■ **WHAT THE TASK ASKS**:
A verbatim copy of the records is required, with all pictures left out.

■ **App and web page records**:
:::

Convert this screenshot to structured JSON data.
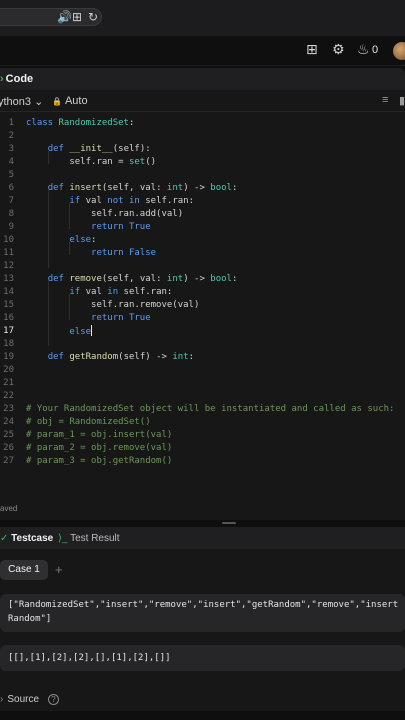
{
  "browser": {
    "icons": [
      "speaker-icon",
      "translate-icon",
      "reload-icon"
    ],
    "speaker_glyph": "🔊",
    "translate_glyph": "⊞",
    "reload_glyph": "↻"
  },
  "header": {
    "icons": [
      "grid-icon",
      "settings-icon",
      "flame-icon"
    ],
    "grid_glyph": "⊞",
    "settings_glyph": "⚙",
    "flame_glyph": "♨",
    "streak_count": "0"
  },
  "editor": {
    "tab_label": "Code",
    "tab_glyph": "›",
    "language": "ython3 ⌄",
    "mode": "Auto",
    "lock_glyph": "🔒",
    "status": "aved",
    "active_line": 17
  },
  "code_lines": [
    {
      "n": "1",
      "html": "<span class=\"kw\">class</span> <span class=\"ty\">RandomizedSet</span>:"
    },
    {
      "n": "2",
      "html": ""
    },
    {
      "n": "3",
      "html": "    <span class=\"kw\">def</span> <span class=\"fn\">__init__</span>(self):"
    },
    {
      "n": "4",
      "html": "        self.ran = <span class=\"ty\">set</span>()"
    },
    {
      "n": "5",
      "html": ""
    },
    {
      "n": "6",
      "html": "    <span class=\"kw\">def</span> <span class=\"fn\">insert</span>(self, val: <span class=\"ty\">int</span>) -> <span class=\"ty\">bool</span>:"
    },
    {
      "n": "7",
      "html": "        <span class=\"kw\">if</span> val <span class=\"kw\">not in</span> self.ran:"
    },
    {
      "n": "8",
      "html": "            self.ran.add(val)"
    },
    {
      "n": "9",
      "html": "            <span class=\"kw\">return</span> <span class=\"kw\">True</span>"
    },
    {
      "n": "10",
      "html": "        <span class=\"kw\">else</span>:"
    },
    {
      "n": "11",
      "html": "            <span class=\"kw\">return</span> <span class=\"kw\">False</span>"
    },
    {
      "n": "12",
      "html": ""
    },
    {
      "n": "13",
      "html": "    <span class=\"kw\">def</span> <span class=\"fn\">remove</span>(self, val: <span class=\"ty\">int</span>) -> <span class=\"ty\">bool</span>:"
    },
    {
      "n": "14",
      "html": "        <span class=\"kw\">if</span> val <span class=\"kw\">in</span> self.ran:"
    },
    {
      "n": "15",
      "html": "            self.ran.remove(val)"
    },
    {
      "n": "16",
      "html": "            <span class=\"kw\">return</span> <span class=\"kw\">True</span>"
    },
    {
      "n": "17",
      "html": "        <span class=\"kw\">else</span><span class=\"cursor\"></span>"
    },
    {
      "n": "18",
      "html": ""
    },
    {
      "n": "19",
      "html": "    <span class=\"kw\">def</span> <span class=\"fn\">getRandom</span>(self) -> <span class=\"ty\">int</span>:"
    },
    {
      "n": "20",
      "html": ""
    },
    {
      "n": "21",
      "html": ""
    },
    {
      "n": "22",
      "html": ""
    },
    {
      "n": "23",
      "html": "<span class=\"cm\"># Your RandomizedSet object will be instantiated and called as such:</span>"
    },
    {
      "n": "24",
      "html": "<span class=\"cm\"># obj = RandomizedSet()</span>"
    },
    {
      "n": "25",
      "html": "<span class=\"cm\"># param_1 = obj.insert(val)</span>"
    },
    {
      "n": "26",
      "html": "<span class=\"cm\"># param_2 = obj.remove(val)</span>"
    },
    {
      "n": "27",
      "html": "<span class=\"cm\"># param_3 = obj.getRandom()</span>"
    }
  ],
  "testcase": {
    "tab_label": "Testcase",
    "tab_glyph": "✓",
    "result_label": "Test Result",
    "result_glyph": "⟩_",
    "case_label": "Case 1",
    "add_glyph": "+",
    "input_1": "[\"RandomizedSet\",\"insert\",\"remove\",\"insert\",\"getRandom\",\"remove\",\"insert\nRandom\"]",
    "input_2": "[[],[1],[2],[2],[],[1],[2],[]]",
    "source_label": "Source",
    "source_glyph": "›",
    "help_glyph": "?"
  }
}
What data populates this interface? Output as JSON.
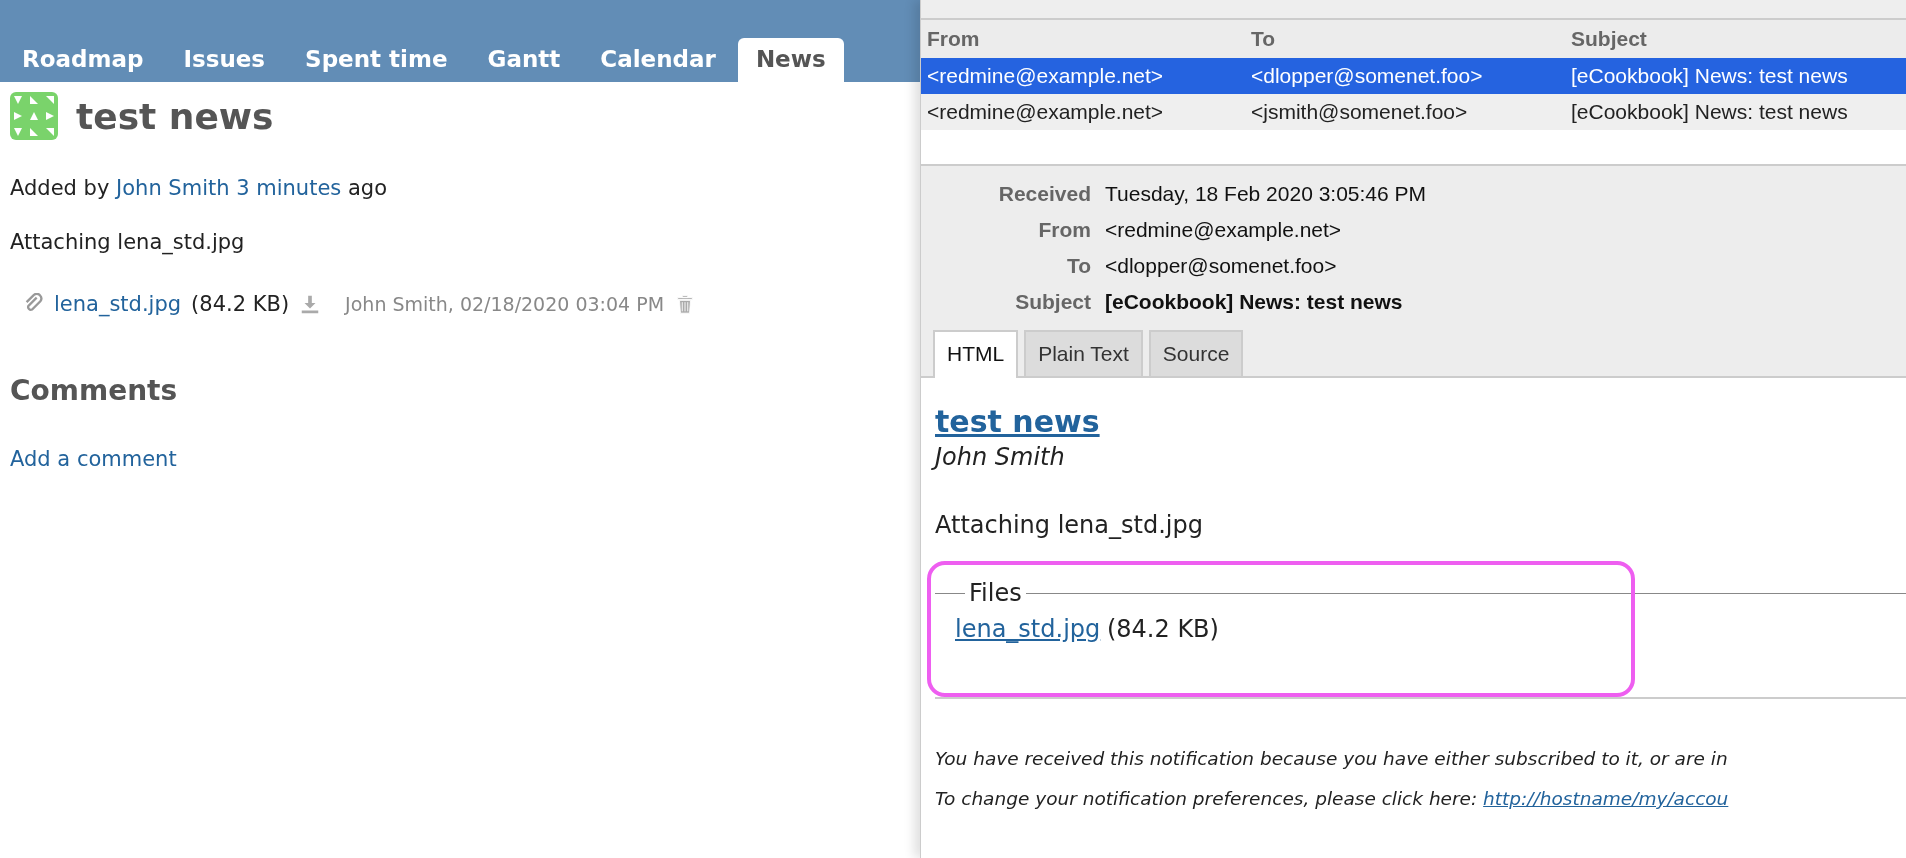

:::

■ **TASK RESULT**:
Convert this screenshot to structured JSON data.
{
  "browser": {
    "icons": [
      "speaker-icon",
      "translate-icon",
      "reload-icon"
    ],
    "speaker_glyph": "🔊",
    "translate_glyph": "⊞",
    "reload_glyph": "↻"
  },
  "header": {
    "icons": [
      "grid-icon",
      "settings-icon",
      "flame-icon"
    ],
    "grid_glyph": "⊞",
    "settings_glyph": "⚙",
    "flame_glyph": "♨",
    "streak_count": "0"
  },
  "editor": {
    "tab_label": "Code",
    "tab_glyph": "›",
    "language": "ython3 ⌄",
    "mode": "Auto",
    "lock_glyph": "🔒",
    "status": "aved",
    "active_line": 17
  },
  "code_lines": [
    {
      "n": "1",
      "html": "<span class=\"kw\">class</span> <span class=\"ty\">RandomizedSet</span>:"
    },
    {
      "n": "2",
      "html": ""
    },
    {
      "n": "3",
      "html": "    <span class=\"kw\">def</span> <span class=\"fn\">__init__</span>(self):"
    },
    {
      "n": "4",
      "html": "        self.ran = <span class=\"ty\">set</span>()"
    },
    {
      "n": "5",
      "html": ""
    },
    {
      "n": "6",
      "html": "    <span class=\"kw\">def</span> <span class=\"fn\">insert</span>(self, val: <span class=\"ty\">int</span>) -> <span class=\"ty\">bool</span>:"
    },
    {
      "n": "7",
      "html": "        <span class=\"kw\">if</span> val <span class=\"kw\">not in</span> self.ran:"
    },
    {
      "n": "8",
      "html": "            self.ran.add(val)"
    },
    {
      "n": "9",
      "html": "            <span class=\"kw\">return</span> <span class=\"kw\">True</span>"
    },
    {
      "n": "10",
      "html": "        <span class=\"kw\">else</span>:"
    },
    {
      "n": "11",
      "html": "            <span class=\"kw\">return</span> <span class=\"kw\">False</span>"
    },
    {
      "n": "12",
      "html": ""
    },
    {
      "n": "13",
      "html": "    <span class=\"kw\">def</span> <span class=\"fn\">remove</span>(self, val: <span class=\"ty\">int</span>) -> <span class=\"ty\">bool</span>:"
    },
    {
      "n": "14",
      "html": "        <span class=\"kw\">if</span> val <span class=\"kw\">in</span> self.ran:"
    },
    {
      "n": "15",
      "html": "            self.ran.remove(val)"
    },
    {
      "n": "16",
      "html": "            <span class=\"kw\">return</span> <span class=\"kw\">True</span>"
    },
    {
      "n": "17",
      "html": "        <span class=\"kw\">else</span><span class=\"cursor\"></span>"
    },
    {
      "n": "18",
      "html": ""
    },
    {
      "n": "19",
      "html": "    <span class=\"kw\">def</span> <span class=\"fn\">getRandom</span>(self) -> <span class=\"ty\">int</span>:"
    },
    {
      "n": "20",
      "html": ""
    },
    {
      "n": "21",
      "html": ""
    },
    {
      "n": "22",
      "html": ""
    },
    {
      "n": "23",
      "html": "<span class=\"cm\"># Your RandomizedSet object will be instantiated and called as such:</span>"
    },
    {
      "n": "24",
      "html": "<span class=\"cm\"># obj = RandomizedSet()</span>"
    },
    {
      "n": "25",
      "html": "<span class=\"cm\"># param_1 = obj.insert(val)</span>"
    },
    {
      "n": "26",
      "html": "<span class=\"cm\"># param_2 = obj.remove(val)</span>"
    },
    {
      "n": "27",
      "html": "<span class=\"cm\"># param_3 = obj.getRandom()</span>"
    }
  ],
  "testcase": {
    "tab_label": "Testcase",
    "tab_glyph": "✓",
    "result_label": "Test Result",
    "result_glyph": "⟩_",
    "case_label": "Case 1",
    "add_glyph": "+",
    "input_1": "[\"RandomizedSet\",\"insert\",\"remove\",\"insert\",\"getRandom\",\"remove\",\"insert\nRandom\"]",
    "input_2": "[[],[1],[2],[2],[],[1],[2],[]]",
    "source_label": "Source",
    "source_glyph": "›",
    "help_glyph": "?"
  }
}
What data populates this interface? Output as JSON.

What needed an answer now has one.